Cooking at Home - How It Can Make all the Difference
These days, with people more conscious on how they spend their money, more are turning to their home stoves and cookware rather than dialing up for take-out or delivery, or heading to a restaurant. Other times people choose to eat at home because they think it's healthier and better for the family, and finances are only part of that. Regardless, cooking at home can make all the difference. Here's how.
When you cook your own meals and the meals of your family, you know what's going into your food. Even if you don't crunch numbers, you can control the sodium, sugar, and caloric content when you cook your own food. Restaurant food often has all kinds of additives in it, not to mention astronomical amounts of sodium.
And when you cook at home, you won't be fooled by clever names or labels - restaurants may call a dish "multi-grain" which makes it sound healthy, but this could mean they just added a few sprinkles of various grains to a white-flour recipe.
Less Time Than You Think
Many people are daunted by the prospect of cooking at home because of the time it seems to take. But think about it - the time it takes to get everyone into the car, drive to a restaurant, park, wait for a person to take your order, and then wait for your order is significant.
Most meals take from 30 to 60 minutes to prepare, and clean-up maybe 30 minutes. And you can share these tasks with other family members which decreases the total hours spent. Cooking and cleaning up can be family time, too.
Once you've recognized that eating out isn't necessarily a time saver, you can begin to plan your at-home meals to save even more time. When you plan, you can fit your home-cooked meal into your everyday life. Mapping out a weekly menu complete with estimated cooking times is a great way to take control of your home cooking efforts. If you're just "winging it" every night, it can get exhausting.
Over and over, it's been shown that eating home-cooked meals made from whole ingredients is healthier. As noted above, you control what goes into your food when you cook it at home. If you use healthy, whole-food ingredients, your food is going to be nutritionally superior to the mass-produced stuff in restaurants.

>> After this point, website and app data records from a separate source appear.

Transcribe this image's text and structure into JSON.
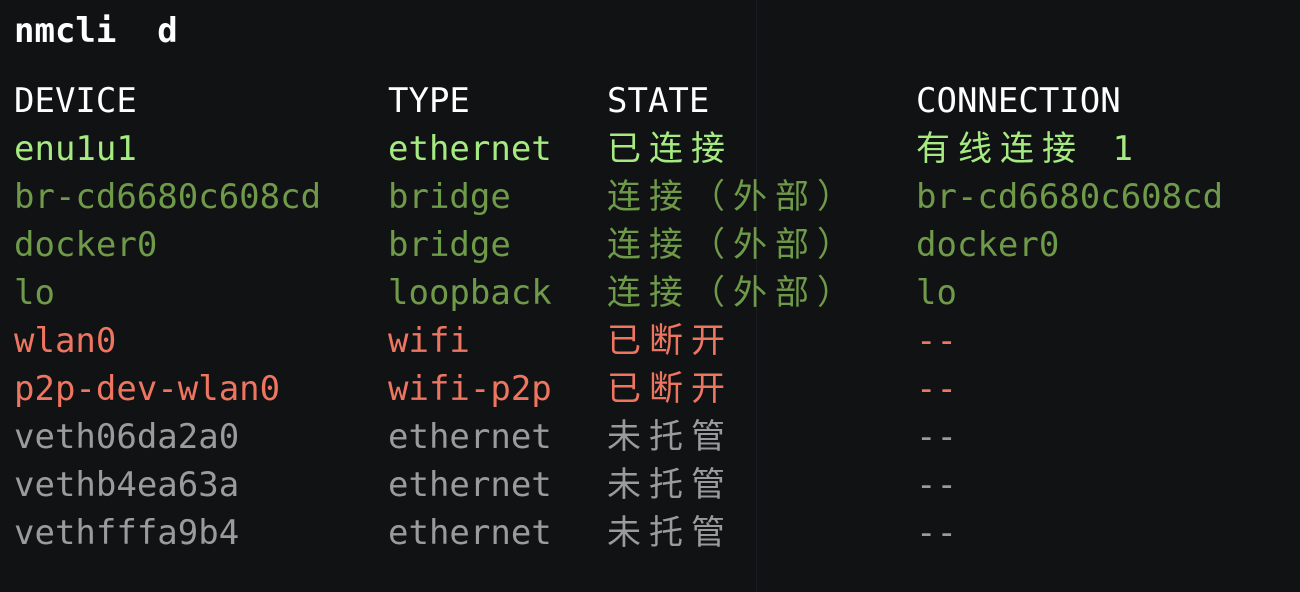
{
  "terminal": {
    "command": "nmcli  d",
    "headers": {
      "device": "DEVICE",
      "type": "TYPE",
      "state": "STATE",
      "connection": "CONNECTION"
    },
    "rows": [
      {
        "device": "enu1u1",
        "type": "ethernet",
        "state": "已连接",
        "connection": "有线连接 1"
      },
      {
        "device": "br-cd6680c608cd",
        "type": "bridge",
        "state": "连接（外部）",
        "connection": "br-cd6680c608cd"
      },
      {
        "device": "docker0",
        "type": "bridge",
        "state": "连接（外部）",
        "connection": "docker0"
      },
      {
        "device": "lo",
        "type": "loopback",
        "state": "连接（外部）",
        "connection": "lo"
      },
      {
        "device": "wlan0",
        "type": "wifi",
        "state": "已断开",
        "connection": "--"
      },
      {
        "device": "p2p-dev-wlan0",
        "type": "wifi-p2p",
        "state": "已断开",
        "connection": "--"
      },
      {
        "device": "veth06da2a0",
        "type": "ethernet",
        "state": "未托管",
        "connection": "--"
      },
      {
        "device": "vethb4ea63a",
        "type": "ethernet",
        "state": "未托管",
        "connection": "--"
      },
      {
        "device": "vethfffa9b4",
        "type": "ethernet",
        "state": "未托管",
        "connection": "--"
      }
    ]
  },
  "colors": {
    "background": "#111214",
    "header": "#ffffff",
    "connected": "#a6ea82",
    "external": "#6e9a49",
    "disconnected": "#ee7560",
    "unmanaged": "#9b9b9b"
  }
}
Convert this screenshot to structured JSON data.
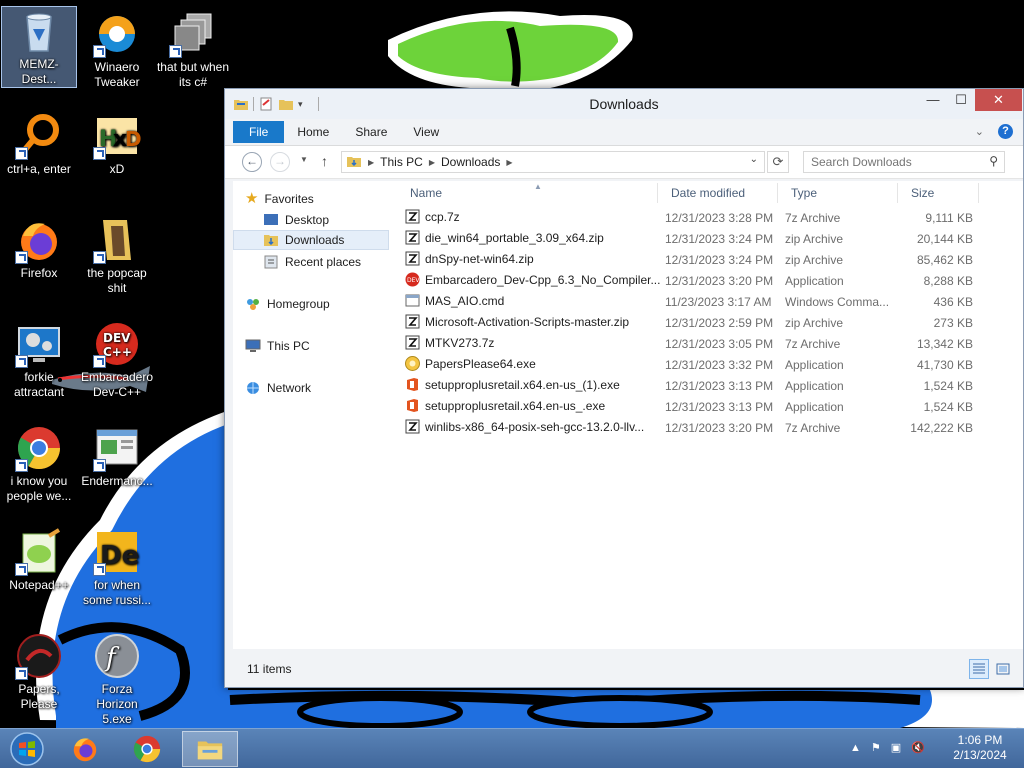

Also, studies have shown that eating at home is healthier in other ways - families tend to be closer if they eat together, and children in such families tend to be healthier socially and otherwise.